Doppler Indirect Blood Pressure Measurement
Particularly in geriatric cats, high blood pressure can cause intraocular bleeding and retinal disease. The retinas can actually detach suddenly, causing acute blindness. In animals with suspected high blood pressure, blood pressure measurement is performed at Animal Eye Care with a special diagnostic Doppler blood pressure unit. In a quiet room, a site on the patient’s leg or tail is shaved, and then a small cuff is wrapped around the leg or tail. A transducer is placed over the artery, the cuff is inflated, and a blood pressure reading is obtained as the cuff is allowed to slowly deflate. If the blood pressure is elevated, then it is important for the patient to be placed on the proper blood pressure lowering medications as soon as possible in an attempt to allow the retinas to reattach and vision to improve, and to reduce stress on the kidneys and heart. High blood pressure can also cause headaches in animals. How do we know this? Because people with high blood pressure also can experience headaches, and once the blood pressure is controlled in animals, the animal usually acts perkier and obviously feels better.

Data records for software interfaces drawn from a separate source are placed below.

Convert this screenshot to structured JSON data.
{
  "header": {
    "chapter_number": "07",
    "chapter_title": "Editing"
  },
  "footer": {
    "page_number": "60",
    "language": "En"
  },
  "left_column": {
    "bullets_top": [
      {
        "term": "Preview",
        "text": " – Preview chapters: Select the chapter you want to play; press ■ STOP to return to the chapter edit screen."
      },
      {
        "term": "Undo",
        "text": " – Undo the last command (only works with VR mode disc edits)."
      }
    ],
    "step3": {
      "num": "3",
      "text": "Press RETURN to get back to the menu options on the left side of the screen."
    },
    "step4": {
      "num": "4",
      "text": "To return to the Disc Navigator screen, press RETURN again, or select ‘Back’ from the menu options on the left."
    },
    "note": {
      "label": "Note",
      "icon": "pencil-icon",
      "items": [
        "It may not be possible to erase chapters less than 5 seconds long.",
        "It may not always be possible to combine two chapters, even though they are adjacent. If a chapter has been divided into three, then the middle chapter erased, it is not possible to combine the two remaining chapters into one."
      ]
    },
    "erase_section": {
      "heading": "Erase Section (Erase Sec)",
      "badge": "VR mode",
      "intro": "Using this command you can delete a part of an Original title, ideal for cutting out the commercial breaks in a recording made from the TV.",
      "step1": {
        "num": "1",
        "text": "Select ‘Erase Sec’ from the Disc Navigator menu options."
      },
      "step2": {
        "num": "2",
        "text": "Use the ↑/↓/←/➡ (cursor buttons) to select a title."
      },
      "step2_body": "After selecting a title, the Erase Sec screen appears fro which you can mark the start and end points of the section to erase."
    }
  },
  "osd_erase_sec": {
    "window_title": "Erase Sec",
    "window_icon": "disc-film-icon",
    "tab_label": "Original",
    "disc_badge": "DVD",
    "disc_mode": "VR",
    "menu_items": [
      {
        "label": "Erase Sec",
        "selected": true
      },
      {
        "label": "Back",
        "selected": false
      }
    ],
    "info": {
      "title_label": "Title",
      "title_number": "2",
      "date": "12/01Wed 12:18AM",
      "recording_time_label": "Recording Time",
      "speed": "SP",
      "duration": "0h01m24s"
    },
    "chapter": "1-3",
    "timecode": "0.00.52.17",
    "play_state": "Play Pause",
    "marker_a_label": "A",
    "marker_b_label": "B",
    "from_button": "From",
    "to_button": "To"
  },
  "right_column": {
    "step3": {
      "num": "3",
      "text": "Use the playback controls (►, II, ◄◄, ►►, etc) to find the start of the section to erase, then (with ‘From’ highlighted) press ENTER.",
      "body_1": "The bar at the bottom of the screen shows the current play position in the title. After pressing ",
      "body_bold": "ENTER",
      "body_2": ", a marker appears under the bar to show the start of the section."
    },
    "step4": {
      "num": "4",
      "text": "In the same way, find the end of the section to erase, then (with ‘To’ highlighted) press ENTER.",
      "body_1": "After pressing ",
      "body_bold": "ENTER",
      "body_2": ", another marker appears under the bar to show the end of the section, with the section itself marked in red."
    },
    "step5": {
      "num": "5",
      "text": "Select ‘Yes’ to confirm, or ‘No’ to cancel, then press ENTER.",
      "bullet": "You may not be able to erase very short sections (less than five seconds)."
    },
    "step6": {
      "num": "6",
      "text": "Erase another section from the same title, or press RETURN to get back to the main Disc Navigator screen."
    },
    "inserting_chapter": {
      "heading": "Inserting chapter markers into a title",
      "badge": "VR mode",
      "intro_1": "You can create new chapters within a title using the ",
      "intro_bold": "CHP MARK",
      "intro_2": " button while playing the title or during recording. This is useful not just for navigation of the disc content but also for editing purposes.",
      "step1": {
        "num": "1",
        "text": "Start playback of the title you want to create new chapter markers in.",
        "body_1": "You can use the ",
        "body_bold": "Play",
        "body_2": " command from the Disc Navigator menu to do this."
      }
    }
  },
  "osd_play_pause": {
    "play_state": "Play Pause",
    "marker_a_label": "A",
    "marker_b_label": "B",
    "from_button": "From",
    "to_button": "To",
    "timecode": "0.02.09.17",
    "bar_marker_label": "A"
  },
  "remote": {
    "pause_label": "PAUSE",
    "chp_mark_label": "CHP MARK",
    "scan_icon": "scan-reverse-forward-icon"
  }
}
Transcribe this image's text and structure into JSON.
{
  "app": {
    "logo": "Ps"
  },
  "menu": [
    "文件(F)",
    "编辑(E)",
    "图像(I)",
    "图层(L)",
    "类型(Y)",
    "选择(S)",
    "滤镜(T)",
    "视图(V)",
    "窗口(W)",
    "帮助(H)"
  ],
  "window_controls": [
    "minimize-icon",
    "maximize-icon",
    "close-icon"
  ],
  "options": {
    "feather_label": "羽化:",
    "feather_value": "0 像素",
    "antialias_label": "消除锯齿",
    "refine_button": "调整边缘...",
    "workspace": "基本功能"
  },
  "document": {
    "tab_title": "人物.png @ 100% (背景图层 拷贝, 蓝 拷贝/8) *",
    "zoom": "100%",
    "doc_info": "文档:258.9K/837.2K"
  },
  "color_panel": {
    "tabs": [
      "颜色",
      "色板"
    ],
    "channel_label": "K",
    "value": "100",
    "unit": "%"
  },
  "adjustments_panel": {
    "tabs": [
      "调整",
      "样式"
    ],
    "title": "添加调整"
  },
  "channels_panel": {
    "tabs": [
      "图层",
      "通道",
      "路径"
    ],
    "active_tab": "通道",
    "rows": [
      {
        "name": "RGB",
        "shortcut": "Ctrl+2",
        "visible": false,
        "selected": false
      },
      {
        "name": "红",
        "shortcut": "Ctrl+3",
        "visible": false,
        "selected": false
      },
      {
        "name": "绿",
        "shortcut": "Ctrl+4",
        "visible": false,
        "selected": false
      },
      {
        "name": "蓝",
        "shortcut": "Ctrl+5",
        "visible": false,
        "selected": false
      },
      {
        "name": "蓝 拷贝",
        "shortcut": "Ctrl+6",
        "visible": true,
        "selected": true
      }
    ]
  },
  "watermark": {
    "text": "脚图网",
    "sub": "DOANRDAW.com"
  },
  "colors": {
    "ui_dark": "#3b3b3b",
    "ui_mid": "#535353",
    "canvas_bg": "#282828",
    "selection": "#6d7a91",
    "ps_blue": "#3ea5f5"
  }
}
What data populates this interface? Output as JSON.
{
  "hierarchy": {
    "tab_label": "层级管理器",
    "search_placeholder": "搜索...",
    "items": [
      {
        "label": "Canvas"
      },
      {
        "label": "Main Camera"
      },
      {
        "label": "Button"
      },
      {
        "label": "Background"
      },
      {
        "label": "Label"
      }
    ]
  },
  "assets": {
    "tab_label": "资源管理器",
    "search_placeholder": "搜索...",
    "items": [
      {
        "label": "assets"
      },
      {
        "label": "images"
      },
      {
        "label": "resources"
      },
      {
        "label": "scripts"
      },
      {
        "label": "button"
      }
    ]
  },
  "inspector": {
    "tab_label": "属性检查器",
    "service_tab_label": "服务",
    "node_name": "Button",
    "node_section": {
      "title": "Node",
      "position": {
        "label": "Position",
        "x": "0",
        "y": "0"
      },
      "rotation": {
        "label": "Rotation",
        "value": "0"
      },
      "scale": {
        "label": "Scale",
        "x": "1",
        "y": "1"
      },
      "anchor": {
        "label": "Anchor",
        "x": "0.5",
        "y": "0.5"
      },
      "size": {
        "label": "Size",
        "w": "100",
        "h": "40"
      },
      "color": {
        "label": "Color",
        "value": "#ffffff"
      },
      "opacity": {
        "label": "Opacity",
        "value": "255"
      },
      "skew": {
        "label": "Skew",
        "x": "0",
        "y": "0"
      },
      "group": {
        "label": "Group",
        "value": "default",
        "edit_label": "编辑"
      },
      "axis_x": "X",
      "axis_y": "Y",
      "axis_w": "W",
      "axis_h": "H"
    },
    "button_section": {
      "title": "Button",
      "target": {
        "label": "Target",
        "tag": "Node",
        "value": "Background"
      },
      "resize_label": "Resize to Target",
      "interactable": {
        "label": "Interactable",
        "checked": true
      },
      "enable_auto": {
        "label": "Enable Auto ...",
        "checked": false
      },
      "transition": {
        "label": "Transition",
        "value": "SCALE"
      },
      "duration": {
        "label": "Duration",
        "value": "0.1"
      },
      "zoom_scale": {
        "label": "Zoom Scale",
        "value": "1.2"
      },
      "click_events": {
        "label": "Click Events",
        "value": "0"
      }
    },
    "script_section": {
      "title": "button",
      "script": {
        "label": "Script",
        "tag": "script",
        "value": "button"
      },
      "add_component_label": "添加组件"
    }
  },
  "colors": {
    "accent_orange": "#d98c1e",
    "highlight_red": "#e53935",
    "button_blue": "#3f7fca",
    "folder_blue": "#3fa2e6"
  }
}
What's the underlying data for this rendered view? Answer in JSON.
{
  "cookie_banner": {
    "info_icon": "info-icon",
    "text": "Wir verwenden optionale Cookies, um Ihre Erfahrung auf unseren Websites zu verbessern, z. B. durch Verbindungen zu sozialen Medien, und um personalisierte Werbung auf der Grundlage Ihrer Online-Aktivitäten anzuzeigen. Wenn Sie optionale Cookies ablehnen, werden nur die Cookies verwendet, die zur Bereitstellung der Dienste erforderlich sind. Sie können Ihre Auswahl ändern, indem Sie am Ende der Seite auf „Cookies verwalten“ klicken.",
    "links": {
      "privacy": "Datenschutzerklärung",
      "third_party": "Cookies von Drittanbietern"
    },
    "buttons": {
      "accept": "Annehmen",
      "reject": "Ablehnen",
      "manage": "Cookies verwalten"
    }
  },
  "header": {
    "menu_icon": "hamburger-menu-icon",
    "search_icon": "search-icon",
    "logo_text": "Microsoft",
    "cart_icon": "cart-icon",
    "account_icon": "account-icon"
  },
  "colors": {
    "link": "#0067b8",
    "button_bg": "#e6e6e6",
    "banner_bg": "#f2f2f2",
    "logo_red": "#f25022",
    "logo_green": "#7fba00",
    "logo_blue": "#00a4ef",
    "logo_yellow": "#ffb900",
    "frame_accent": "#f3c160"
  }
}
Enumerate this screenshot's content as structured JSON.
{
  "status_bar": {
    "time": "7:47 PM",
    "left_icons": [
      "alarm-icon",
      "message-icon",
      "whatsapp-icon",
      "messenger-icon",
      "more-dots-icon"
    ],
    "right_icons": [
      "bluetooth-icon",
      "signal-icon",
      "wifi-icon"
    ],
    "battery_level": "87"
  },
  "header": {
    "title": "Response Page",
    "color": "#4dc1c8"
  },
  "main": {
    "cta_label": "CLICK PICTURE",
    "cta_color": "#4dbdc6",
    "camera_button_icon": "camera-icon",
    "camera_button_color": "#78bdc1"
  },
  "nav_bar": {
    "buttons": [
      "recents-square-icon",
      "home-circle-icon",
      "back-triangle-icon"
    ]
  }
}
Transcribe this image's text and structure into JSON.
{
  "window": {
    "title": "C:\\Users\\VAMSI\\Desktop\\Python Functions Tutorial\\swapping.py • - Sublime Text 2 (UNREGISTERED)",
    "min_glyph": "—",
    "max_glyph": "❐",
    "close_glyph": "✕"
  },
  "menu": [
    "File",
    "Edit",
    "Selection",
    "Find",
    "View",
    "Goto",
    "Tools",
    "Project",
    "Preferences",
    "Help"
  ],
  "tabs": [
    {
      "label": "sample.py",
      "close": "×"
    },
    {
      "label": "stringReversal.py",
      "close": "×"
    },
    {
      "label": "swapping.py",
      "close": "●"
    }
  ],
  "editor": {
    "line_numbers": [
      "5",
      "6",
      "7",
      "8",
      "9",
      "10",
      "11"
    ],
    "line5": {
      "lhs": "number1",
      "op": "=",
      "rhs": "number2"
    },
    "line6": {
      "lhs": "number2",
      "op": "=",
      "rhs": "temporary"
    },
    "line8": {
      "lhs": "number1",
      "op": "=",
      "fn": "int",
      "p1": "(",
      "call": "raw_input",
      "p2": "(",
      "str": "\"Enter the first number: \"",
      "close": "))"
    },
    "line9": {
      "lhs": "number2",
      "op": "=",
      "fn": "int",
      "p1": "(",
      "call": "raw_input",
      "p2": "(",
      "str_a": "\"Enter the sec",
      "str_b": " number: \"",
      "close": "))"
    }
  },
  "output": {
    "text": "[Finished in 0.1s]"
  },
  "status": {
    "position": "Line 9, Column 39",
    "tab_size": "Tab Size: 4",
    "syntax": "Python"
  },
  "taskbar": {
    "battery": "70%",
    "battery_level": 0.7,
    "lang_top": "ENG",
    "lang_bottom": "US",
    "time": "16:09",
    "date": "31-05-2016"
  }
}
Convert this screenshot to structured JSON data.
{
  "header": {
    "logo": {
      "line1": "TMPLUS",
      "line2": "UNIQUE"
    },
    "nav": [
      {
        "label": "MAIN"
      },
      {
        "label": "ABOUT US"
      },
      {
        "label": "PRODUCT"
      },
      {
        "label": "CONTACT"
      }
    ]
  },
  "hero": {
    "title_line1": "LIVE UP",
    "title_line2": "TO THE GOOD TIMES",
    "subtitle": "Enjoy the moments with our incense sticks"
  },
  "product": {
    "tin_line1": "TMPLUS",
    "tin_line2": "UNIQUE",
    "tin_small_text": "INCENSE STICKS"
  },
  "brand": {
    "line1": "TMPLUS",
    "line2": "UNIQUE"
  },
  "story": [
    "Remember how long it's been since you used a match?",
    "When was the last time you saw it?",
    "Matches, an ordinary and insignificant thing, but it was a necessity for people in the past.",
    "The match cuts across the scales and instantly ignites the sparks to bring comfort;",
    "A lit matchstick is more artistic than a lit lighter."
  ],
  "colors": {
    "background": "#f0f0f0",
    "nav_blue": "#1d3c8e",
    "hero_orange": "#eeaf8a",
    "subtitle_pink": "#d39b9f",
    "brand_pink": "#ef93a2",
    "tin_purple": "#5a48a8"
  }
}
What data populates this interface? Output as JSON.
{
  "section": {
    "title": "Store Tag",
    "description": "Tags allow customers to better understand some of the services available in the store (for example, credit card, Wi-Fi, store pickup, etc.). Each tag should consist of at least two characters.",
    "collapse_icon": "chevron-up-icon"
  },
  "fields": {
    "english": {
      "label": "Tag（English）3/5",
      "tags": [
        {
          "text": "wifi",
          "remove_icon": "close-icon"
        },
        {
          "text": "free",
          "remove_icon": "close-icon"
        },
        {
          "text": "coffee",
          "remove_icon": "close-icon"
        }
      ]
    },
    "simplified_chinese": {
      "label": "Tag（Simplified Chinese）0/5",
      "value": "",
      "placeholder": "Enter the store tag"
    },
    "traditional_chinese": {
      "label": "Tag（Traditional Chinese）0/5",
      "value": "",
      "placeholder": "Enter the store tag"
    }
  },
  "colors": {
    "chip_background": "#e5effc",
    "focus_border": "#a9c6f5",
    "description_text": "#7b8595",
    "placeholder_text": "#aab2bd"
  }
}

Like other nervous tissue of the body, the retina generates electrical currents. The electroretinogram (ERG) is a measurement of electrical function that helps determine how well the rods and cones of the retina are functioning. ERG testing is sometimes needed to help determine whether or not animals with cataracts have operable eyes. If the lens is white and opaque and the health of the retina is unknown, then cataract surgery carries a higher risk for failure. It is important to know if the retina is healthy prior to performing cataract surgery, and ERG testing assists in determining retinal health.
Other indications for ERG testing are to diagnose and differentiate blindness caused by retinal disease, such as Sudden Acquired Retinal Degeneration syndrome (SARDs), from brain or optic nerve-induced blindness.
Electroretinography is a painless procedure that is performed under sedation or brief general anesthesia. In a darkened room, special electrodes are attached to the skin, and a special contact lens is placed on the eyes. Bright strobe lights are flashed into the eyes, and a waveform response then shows up on a computer screen. The height of the waveform is measured, and this value correlates to how well the retina is functioning.
Animal Eye Care performs electroretinography using a sophisticated electrodiagnositic unit and computer software. If ERG testing is recommended for your pet, we will discuss the procedure and schedule ERG testing as an outpatient procedure (admit the patient to our hospital in the morning, and discharge the patient in the afternoon).